_Dataset entries_:
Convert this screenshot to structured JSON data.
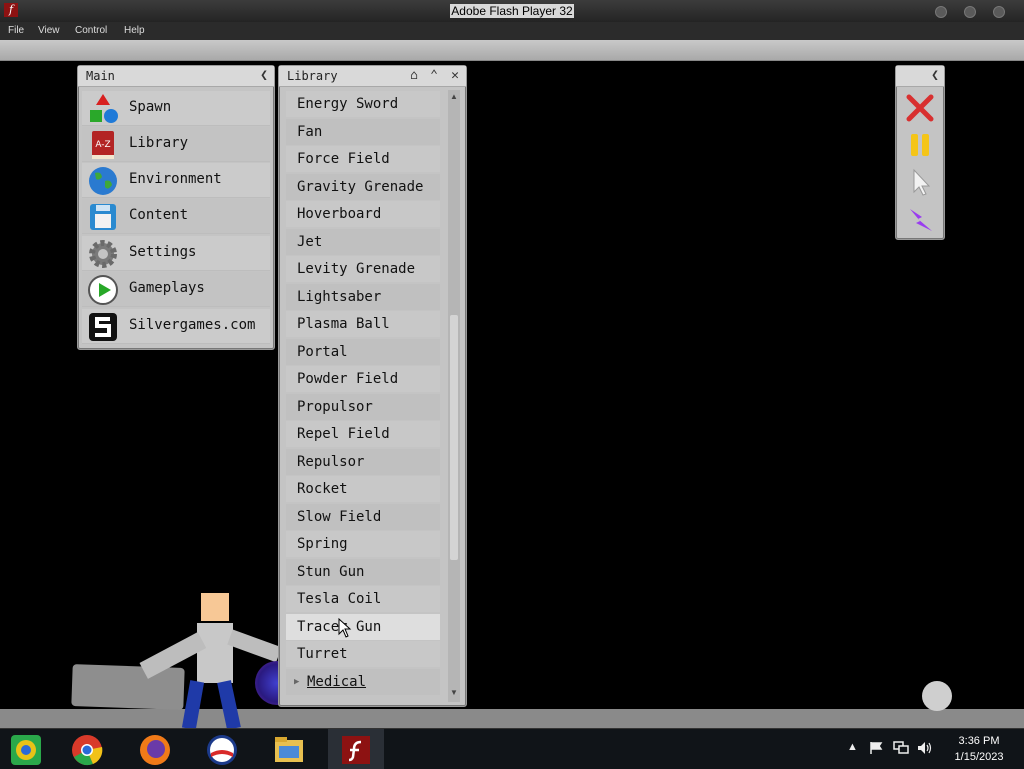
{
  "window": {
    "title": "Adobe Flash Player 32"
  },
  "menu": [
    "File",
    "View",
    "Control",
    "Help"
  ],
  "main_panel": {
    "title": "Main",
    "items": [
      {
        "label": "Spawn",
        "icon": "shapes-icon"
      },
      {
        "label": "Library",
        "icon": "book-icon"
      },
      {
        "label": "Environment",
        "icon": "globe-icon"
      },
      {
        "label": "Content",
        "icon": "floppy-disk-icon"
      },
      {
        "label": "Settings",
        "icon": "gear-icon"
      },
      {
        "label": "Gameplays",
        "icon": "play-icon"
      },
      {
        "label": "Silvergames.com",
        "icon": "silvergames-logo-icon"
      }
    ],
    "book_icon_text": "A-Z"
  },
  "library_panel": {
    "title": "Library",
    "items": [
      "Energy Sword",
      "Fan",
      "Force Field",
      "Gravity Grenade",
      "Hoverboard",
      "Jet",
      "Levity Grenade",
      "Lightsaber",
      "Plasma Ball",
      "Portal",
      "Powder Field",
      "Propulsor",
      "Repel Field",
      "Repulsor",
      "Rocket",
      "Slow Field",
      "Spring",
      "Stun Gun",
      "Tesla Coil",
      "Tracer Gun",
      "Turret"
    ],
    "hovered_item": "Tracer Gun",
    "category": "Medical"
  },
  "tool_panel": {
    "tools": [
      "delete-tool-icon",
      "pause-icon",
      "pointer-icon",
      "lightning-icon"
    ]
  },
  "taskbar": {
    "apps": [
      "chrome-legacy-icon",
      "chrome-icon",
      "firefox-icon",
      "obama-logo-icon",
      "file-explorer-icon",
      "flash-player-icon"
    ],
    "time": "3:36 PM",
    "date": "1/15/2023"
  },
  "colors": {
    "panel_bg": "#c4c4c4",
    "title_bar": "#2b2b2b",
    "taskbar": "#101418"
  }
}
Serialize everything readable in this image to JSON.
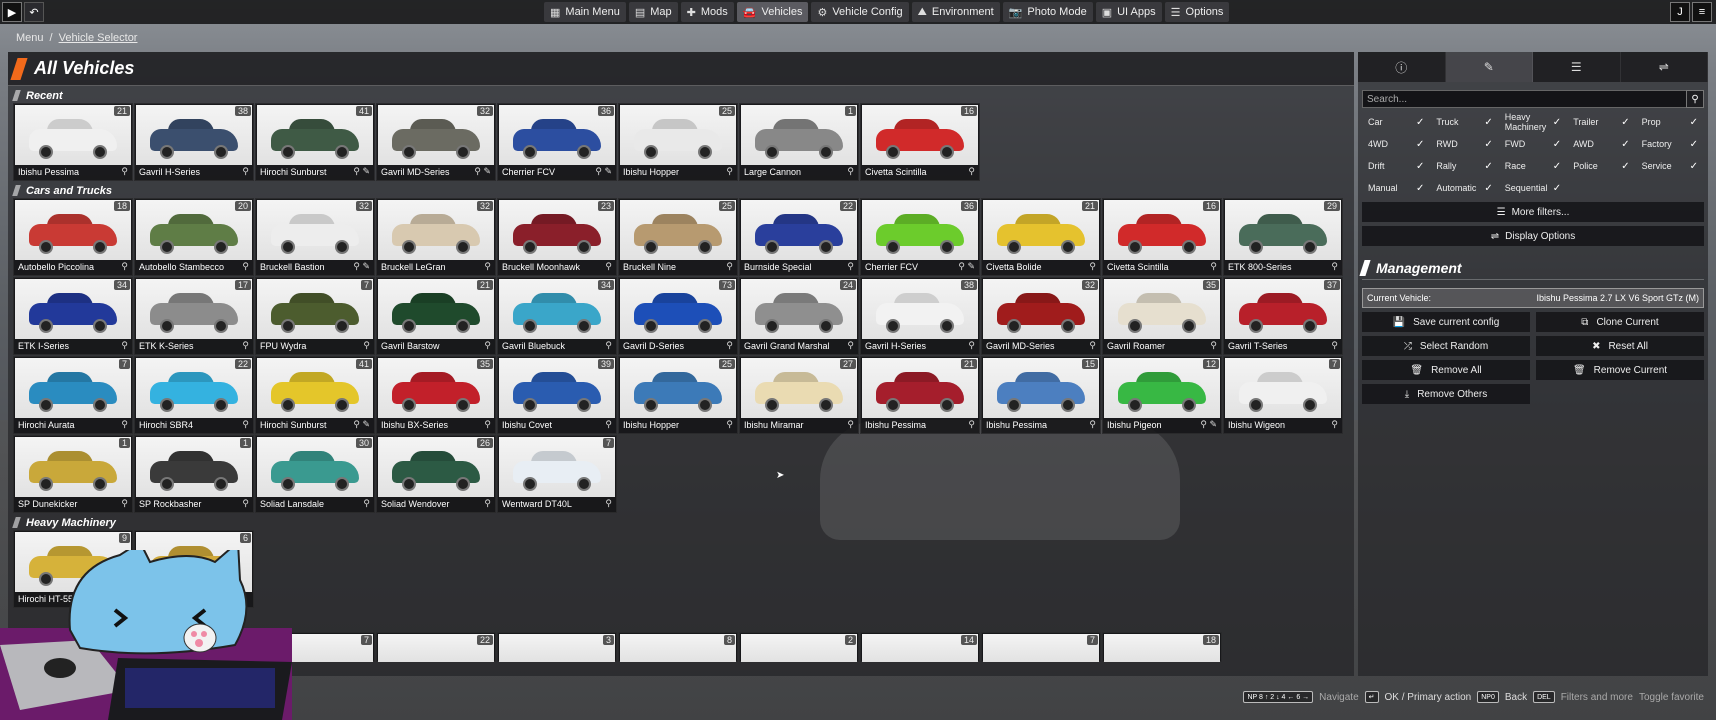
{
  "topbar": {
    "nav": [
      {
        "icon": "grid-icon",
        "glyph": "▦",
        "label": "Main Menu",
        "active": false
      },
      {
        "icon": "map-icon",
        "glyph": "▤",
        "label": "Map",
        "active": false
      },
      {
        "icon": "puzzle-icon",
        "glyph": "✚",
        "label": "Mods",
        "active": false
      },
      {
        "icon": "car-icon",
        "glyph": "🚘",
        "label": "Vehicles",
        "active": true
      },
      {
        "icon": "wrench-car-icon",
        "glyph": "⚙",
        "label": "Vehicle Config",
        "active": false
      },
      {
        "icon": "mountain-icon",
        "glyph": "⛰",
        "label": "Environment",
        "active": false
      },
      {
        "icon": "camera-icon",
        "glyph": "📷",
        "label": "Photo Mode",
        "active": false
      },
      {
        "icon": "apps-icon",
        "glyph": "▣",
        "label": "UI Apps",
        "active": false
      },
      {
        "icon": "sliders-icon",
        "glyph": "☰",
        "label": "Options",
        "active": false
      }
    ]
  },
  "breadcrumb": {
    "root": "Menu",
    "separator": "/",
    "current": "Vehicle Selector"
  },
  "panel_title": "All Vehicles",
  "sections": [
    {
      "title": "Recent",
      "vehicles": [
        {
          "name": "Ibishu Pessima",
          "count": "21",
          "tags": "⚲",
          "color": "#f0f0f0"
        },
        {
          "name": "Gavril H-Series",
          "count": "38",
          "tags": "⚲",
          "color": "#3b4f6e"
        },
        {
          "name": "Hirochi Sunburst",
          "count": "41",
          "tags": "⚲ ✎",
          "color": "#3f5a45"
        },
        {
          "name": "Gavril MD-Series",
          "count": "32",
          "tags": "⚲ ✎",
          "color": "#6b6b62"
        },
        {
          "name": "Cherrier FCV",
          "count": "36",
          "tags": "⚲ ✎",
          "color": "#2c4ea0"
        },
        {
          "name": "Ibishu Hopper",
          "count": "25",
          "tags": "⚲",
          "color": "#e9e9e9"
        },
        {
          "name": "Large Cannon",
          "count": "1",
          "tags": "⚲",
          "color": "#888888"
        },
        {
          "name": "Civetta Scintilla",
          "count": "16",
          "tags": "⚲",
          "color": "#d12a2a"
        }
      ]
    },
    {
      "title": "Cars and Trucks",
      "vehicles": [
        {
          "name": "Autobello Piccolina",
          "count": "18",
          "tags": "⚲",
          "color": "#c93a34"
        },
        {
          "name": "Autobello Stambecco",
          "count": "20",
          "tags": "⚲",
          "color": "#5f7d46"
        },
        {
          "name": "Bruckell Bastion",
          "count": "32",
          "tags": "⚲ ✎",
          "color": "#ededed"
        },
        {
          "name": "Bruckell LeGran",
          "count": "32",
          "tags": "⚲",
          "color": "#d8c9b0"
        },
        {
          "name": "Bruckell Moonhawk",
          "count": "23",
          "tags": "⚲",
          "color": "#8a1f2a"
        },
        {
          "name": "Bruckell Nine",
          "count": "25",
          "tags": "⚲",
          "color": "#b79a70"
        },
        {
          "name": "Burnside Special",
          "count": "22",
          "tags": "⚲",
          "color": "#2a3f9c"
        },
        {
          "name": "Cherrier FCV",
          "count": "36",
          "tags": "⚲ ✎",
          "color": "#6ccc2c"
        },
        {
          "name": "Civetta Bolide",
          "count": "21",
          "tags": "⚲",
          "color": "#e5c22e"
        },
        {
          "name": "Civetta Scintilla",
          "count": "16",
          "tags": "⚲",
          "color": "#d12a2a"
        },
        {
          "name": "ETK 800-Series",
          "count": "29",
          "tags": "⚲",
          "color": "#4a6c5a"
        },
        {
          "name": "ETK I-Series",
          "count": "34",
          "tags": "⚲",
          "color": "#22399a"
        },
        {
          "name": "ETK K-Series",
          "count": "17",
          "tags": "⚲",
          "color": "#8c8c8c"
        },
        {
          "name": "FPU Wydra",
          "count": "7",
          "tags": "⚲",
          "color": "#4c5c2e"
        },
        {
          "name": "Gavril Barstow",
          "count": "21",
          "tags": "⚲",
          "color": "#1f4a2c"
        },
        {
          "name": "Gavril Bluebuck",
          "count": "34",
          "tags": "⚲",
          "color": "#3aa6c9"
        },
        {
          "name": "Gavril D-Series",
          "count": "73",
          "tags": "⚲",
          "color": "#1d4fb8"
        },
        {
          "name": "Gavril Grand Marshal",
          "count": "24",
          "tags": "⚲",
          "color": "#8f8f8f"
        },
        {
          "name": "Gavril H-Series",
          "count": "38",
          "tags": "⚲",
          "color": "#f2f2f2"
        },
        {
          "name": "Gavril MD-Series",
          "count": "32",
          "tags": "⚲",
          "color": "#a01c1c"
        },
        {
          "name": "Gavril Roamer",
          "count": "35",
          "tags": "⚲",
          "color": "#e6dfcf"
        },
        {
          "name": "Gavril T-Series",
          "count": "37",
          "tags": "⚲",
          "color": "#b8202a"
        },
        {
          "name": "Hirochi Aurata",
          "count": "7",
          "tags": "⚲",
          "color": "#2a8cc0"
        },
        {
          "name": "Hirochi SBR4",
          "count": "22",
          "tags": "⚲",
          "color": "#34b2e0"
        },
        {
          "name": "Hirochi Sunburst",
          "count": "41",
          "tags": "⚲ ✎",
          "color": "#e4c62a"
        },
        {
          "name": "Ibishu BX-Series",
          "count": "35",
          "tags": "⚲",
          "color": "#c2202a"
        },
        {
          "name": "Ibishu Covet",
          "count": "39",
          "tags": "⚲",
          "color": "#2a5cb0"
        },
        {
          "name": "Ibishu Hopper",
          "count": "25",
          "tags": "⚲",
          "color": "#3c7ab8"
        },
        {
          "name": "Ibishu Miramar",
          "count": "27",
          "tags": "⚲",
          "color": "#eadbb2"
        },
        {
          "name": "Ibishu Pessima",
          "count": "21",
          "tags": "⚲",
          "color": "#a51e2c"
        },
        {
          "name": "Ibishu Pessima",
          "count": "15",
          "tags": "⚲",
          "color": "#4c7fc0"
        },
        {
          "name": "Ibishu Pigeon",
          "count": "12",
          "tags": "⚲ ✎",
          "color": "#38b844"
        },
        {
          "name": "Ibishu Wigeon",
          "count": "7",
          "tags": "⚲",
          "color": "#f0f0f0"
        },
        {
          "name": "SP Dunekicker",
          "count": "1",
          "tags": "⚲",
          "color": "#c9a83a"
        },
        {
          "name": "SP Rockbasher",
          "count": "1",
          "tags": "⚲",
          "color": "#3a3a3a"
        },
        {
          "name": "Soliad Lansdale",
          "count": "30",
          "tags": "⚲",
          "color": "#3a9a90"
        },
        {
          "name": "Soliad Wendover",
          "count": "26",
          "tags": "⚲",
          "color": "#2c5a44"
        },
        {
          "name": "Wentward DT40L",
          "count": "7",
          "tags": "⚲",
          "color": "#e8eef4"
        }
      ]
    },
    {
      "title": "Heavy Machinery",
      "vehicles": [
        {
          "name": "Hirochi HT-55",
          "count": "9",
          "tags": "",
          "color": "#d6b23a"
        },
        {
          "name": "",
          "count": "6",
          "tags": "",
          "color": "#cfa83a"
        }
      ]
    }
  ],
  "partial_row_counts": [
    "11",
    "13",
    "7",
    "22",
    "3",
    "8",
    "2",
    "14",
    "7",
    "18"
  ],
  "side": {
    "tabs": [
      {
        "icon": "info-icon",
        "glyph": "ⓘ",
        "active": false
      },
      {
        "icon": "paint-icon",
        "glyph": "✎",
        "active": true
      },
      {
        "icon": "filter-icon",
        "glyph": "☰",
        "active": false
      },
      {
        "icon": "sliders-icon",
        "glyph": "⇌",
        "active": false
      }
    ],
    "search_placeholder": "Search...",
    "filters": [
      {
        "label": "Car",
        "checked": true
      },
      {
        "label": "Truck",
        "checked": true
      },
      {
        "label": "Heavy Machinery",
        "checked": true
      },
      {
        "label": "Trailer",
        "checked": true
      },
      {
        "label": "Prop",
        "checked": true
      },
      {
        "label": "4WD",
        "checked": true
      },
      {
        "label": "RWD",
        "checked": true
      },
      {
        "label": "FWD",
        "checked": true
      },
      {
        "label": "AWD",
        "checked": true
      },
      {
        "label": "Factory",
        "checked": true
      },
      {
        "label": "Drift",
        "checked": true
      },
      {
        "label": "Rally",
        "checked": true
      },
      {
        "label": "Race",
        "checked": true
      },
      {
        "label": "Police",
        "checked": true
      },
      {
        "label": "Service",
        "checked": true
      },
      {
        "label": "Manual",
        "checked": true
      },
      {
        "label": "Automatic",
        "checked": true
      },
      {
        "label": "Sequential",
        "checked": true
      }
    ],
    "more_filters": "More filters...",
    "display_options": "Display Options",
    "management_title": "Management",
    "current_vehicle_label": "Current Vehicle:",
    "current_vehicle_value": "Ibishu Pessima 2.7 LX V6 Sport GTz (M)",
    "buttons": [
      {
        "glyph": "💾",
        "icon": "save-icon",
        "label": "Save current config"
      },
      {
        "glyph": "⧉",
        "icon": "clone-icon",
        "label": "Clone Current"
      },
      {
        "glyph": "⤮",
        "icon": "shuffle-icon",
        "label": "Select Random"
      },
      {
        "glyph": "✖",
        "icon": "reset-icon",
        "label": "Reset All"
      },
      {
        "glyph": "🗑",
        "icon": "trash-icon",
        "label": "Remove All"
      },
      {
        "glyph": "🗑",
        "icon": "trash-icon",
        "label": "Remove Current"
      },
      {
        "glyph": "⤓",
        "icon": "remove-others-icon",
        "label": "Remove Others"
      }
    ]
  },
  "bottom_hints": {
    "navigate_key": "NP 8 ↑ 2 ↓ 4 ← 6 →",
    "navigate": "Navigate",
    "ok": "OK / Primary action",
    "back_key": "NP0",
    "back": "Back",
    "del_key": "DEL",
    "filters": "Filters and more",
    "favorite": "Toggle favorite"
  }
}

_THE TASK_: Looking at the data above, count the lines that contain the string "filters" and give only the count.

_FINISHED EXERCISE_: 3